Wednesday, July 22, 2009


That's the one word that describes a successful political strategy. You come up with a strategy, based on the evidence at hand, but you keep your eyes on the future, try and stay ahead of the curve and then quickly adapt where necessary. I would describe the current economic state as an example where one has to remain nimble at all times. Today's fairly impressive retail sales figures provide further evidence that the worst may be behind us on the economic front. That doesn't mean to suggest it's still not a rough road ahead, only that we're in the stage of recovery where mixed signals will abound, replacing the daily diet of cataclysmic data. For an opposition party, the past few months have made for easy pickings, as we could constantly bombard the government with the most offensive of figures. The government had no control, simply in damage control mode, trying to ride it out and keep themselves above water. These dual dynamics no longer apply.

Looking forward, there will be plenty of evidence to bash the government with, so we still have the "wear it" factor on the recession. However, there is enough good news now to make a credible counter, not to mention a rising sense within the public that better times are around the corner. No point debating the validity of that psychology, but we should proceed with that in mind.

The new debate will most likely shift from present economic circumstance to one of future direction. The Conservatives will obviously use the "turned the corner" argument, they've taken us through the worst and we're well positioned to come out strong, particularly on the world "relative" front. We will obviously continue to attack their record, but that won't be enough I suspect. What will be required is an effective counter that resonates, something akin to a "5 year plan". The Liberals need to stake the new ground, position themselves as best able to bring us back out of deficit, best able to modernize our economy. Rather than simply beating the Conservatives over the head, we will know have to look the better alternative. "Kick the bums" out, under the pretext of falling economic fortunes isn't the winner it looked just two months ago.

The fact the government still sits tied in the polls, having come through this maelstorm isn't easily fluffed off, it gives reason for some optimism on their side. Not great optimism, problems still abound and the Liberals have plenty in our quiver as well, but much better placed than anytime this year. This reality necessitates that we bring more to the table than simply opposing. Harper isn't popular, but we're not a compelling alternative either, which might explain why we've lacked maximum capitalization. Timing is another consideration, but beyond that, I now think there is no doubt of one thing, which again speaks to a nimble approach- we have to give them a reason to turf the government, the benefit of friendly headlines no longer a given.

Future forecast calls for partly cloudly skies and near seasonable temperatures. Let's dress accordingly.


Lizt. said...

There are a great many people who really do not know ignateff. Surely, he is not going to stay away fom the public much longer, as there is really only a little over a good month, to do that, as the summer is the best time.
Does anyone know where is? Is he still in France?
..and, if he is here, why does not the media know...pretty quiet , isn't it

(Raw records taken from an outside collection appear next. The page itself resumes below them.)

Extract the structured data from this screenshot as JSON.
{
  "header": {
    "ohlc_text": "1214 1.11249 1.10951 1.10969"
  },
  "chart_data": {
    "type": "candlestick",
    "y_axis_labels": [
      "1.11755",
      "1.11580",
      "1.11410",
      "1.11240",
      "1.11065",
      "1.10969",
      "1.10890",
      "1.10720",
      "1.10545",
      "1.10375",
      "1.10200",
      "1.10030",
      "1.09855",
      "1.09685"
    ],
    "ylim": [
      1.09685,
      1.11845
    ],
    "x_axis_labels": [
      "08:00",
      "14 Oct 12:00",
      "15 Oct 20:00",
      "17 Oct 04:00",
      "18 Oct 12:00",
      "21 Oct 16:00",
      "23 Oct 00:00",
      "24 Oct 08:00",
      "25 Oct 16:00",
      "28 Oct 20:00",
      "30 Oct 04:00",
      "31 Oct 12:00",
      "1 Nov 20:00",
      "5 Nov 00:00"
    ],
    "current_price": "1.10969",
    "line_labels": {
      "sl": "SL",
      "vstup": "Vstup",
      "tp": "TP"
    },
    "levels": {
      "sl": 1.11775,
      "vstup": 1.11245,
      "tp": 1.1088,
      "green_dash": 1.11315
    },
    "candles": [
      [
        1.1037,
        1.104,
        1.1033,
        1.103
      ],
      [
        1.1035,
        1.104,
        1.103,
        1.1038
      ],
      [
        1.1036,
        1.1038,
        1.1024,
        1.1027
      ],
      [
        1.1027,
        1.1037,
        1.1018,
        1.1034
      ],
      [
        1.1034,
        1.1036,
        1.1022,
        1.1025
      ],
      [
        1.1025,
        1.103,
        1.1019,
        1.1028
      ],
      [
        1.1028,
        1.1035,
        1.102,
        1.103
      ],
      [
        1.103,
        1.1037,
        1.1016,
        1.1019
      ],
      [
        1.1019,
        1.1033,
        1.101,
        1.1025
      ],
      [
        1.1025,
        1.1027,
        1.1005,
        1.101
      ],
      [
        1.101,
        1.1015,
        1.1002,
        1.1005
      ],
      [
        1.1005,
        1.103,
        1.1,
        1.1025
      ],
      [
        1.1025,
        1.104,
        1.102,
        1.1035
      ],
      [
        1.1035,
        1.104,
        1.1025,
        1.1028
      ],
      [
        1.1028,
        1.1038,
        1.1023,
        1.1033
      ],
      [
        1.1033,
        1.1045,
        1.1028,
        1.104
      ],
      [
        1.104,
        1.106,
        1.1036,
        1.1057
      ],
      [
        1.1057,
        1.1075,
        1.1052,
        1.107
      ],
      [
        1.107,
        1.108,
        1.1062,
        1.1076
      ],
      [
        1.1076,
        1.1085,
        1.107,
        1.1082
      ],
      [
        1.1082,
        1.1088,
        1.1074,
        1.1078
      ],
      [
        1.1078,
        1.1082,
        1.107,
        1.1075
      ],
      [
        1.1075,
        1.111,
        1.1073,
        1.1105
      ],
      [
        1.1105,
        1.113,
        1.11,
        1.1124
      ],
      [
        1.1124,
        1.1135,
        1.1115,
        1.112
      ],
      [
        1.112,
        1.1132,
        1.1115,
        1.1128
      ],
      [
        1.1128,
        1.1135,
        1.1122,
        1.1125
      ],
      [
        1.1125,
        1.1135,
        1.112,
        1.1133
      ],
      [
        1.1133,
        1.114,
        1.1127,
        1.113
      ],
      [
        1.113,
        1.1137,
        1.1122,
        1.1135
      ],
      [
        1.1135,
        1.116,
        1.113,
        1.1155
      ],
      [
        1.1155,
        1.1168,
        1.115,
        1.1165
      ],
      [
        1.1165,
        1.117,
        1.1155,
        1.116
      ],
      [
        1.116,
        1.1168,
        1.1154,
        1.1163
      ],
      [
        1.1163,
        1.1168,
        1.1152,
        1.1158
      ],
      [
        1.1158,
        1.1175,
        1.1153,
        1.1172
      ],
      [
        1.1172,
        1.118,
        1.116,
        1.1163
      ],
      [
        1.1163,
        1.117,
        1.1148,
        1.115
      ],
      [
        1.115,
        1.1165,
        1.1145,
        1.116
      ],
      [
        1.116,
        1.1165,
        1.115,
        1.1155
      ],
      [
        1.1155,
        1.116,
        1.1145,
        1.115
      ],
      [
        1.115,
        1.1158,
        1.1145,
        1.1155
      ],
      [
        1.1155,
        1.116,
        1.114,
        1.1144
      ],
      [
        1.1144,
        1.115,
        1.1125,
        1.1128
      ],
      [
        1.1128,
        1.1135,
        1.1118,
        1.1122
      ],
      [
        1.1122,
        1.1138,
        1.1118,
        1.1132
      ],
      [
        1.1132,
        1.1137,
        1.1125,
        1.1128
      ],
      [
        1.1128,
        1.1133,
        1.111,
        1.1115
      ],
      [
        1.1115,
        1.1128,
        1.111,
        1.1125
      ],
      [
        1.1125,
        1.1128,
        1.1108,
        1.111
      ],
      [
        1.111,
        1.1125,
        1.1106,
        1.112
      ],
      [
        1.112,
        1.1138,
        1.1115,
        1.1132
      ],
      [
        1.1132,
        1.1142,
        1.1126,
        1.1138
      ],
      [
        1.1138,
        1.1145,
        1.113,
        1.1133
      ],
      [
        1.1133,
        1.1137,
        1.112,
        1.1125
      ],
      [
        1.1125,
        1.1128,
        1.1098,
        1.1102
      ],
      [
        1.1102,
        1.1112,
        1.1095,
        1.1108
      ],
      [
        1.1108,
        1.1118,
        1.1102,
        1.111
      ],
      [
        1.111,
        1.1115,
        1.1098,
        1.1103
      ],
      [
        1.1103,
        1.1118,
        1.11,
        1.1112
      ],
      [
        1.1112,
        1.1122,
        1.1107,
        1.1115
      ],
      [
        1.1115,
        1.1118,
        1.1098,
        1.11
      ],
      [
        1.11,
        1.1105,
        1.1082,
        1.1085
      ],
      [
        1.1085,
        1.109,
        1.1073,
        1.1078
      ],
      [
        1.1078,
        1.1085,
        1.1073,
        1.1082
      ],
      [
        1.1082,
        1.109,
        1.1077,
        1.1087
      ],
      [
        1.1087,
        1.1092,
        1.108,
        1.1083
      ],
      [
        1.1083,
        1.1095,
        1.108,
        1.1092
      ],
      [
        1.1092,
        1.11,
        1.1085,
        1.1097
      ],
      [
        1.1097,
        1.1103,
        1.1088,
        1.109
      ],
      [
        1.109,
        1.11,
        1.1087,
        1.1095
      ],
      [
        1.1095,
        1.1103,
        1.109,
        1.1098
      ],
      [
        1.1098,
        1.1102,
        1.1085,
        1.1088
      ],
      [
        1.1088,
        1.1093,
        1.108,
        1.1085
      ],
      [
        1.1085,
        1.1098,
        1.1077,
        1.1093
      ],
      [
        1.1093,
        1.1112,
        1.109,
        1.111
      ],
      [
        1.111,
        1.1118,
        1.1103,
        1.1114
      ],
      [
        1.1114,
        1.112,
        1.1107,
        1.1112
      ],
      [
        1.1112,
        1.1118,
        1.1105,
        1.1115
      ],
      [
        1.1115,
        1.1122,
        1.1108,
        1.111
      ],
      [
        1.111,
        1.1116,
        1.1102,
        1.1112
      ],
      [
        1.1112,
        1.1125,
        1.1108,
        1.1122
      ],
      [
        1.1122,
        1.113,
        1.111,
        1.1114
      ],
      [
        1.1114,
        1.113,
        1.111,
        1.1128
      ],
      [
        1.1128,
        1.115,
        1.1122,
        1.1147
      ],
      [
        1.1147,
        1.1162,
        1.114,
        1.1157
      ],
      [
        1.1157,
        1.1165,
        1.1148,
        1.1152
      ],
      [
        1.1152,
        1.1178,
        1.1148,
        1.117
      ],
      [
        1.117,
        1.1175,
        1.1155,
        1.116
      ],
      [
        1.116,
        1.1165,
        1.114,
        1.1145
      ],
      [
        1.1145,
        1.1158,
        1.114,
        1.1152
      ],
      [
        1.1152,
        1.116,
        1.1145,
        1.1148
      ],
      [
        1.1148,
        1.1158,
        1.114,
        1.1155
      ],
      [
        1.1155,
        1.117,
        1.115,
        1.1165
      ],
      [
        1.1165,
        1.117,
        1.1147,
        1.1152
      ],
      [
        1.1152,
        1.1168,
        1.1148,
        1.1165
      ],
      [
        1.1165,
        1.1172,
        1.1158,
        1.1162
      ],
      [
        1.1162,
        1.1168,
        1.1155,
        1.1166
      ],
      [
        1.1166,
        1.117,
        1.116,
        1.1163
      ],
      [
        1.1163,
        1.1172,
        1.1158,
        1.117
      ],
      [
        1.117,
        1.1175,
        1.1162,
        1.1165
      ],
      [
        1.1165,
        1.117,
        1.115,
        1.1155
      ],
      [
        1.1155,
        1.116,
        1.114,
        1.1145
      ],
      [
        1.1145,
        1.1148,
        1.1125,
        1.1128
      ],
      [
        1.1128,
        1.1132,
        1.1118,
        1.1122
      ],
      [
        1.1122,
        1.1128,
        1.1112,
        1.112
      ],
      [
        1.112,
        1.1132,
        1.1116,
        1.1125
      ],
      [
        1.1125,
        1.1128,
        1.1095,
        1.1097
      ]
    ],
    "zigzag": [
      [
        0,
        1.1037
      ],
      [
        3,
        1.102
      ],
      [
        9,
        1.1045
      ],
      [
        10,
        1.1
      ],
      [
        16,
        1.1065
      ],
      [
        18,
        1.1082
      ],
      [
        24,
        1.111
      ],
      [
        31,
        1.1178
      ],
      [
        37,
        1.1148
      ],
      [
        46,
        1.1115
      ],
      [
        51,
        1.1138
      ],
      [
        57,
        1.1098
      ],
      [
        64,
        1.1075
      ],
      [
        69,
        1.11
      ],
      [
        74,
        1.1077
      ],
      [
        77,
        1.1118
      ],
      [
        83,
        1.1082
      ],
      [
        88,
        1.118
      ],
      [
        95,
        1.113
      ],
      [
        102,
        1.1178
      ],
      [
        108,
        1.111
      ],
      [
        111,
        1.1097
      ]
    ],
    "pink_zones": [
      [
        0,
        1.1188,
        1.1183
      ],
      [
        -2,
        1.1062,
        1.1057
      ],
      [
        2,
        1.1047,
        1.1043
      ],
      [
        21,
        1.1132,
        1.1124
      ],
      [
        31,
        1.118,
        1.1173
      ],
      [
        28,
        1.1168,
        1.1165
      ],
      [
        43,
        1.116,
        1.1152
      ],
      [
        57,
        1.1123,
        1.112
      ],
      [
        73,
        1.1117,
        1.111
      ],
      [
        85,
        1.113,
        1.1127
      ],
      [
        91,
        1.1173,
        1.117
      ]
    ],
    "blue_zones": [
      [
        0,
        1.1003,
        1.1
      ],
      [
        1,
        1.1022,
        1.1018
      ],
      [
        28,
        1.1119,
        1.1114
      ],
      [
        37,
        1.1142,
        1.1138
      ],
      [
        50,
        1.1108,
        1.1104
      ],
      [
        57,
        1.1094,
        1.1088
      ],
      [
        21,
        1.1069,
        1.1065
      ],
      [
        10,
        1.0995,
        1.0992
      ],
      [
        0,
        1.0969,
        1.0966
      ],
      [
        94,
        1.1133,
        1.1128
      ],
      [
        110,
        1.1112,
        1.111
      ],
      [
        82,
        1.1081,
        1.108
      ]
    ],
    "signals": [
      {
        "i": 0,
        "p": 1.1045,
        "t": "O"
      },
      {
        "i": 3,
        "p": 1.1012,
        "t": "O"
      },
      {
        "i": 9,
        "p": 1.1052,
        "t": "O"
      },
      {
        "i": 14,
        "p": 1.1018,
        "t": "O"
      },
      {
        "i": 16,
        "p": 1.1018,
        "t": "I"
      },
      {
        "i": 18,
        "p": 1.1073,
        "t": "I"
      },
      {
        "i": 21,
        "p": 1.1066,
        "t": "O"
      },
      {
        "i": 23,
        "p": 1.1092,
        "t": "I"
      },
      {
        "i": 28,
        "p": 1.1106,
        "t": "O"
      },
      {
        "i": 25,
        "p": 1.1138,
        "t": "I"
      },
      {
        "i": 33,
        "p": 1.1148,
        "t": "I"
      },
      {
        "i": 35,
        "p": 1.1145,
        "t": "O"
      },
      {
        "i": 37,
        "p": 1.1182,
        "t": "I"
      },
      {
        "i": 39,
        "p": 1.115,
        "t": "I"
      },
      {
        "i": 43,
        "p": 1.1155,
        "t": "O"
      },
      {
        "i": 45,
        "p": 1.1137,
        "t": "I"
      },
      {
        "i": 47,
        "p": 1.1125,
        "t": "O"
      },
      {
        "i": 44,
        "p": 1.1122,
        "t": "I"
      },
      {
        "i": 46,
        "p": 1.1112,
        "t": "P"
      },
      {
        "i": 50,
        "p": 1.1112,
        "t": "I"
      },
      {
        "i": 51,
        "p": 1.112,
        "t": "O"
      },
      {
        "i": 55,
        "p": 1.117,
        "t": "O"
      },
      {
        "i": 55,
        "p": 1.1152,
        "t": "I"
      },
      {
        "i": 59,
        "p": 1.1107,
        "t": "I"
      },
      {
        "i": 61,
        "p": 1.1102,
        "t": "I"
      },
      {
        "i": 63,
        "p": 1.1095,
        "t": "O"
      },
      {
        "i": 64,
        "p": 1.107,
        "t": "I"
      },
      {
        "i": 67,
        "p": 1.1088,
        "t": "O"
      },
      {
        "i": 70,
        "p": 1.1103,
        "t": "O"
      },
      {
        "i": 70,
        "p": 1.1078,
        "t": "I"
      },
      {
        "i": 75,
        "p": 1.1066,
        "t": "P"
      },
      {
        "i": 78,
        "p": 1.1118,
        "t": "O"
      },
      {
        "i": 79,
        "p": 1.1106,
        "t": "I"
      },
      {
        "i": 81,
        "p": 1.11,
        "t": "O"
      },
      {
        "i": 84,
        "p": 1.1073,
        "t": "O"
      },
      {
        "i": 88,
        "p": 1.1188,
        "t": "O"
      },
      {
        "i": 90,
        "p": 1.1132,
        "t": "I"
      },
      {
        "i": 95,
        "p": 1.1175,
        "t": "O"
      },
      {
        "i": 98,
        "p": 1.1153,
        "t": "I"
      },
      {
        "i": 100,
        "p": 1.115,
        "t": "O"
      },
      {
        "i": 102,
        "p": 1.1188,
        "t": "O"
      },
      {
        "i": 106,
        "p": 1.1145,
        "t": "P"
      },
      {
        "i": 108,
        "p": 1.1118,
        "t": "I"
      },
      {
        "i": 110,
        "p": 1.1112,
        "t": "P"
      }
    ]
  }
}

Gayle said...

If we have truly "turned the corner" then perhaps the LPC should be front and center, taking credit for the stimulus budget and spinning it as the reason.

Anonymous said...


The Grits want Harper to wear the recession. Harper has worn out the recession like the sweater.

Gayle said...

Yes, but my point is that the LPC could be saying the only reason we are climbing out is the stimulus budget, and the only reason we had that budget was because the LPC forced Harper to do it.

Steve V said...

That might be a tough one, considering our main thrust the past few months is the money isn't going out the door.

Gayle said...

point taken

(not that it would stop the CPC if the tables were turned)

Steve V said...

Not in the least :)

I guess if the Cons start bragging about their budget as representative of their "steady hand at the tiller", we can remind Canadians how we got there.

Anonymous said...

"we can remind Canadians how we got there."

Which is why the EI panel becomes very important.

The Grits can neutralize the issue and claim a small victory, or blame Harper for deliberately sabotaging reform.

Steve V said...


I actually see like Harper neutralizing the issue. It's not his issue anyways, we've taken it up, so neutralizing to us isn't a victory.

Harper already said he would adopt national standards, include the self employed. That will be the type of package we'll see, and it won't leave the Liberals much room. Yesterday, I read us saying the 360 qualification is our "starting point" in these talks, which means we're going to bend on that.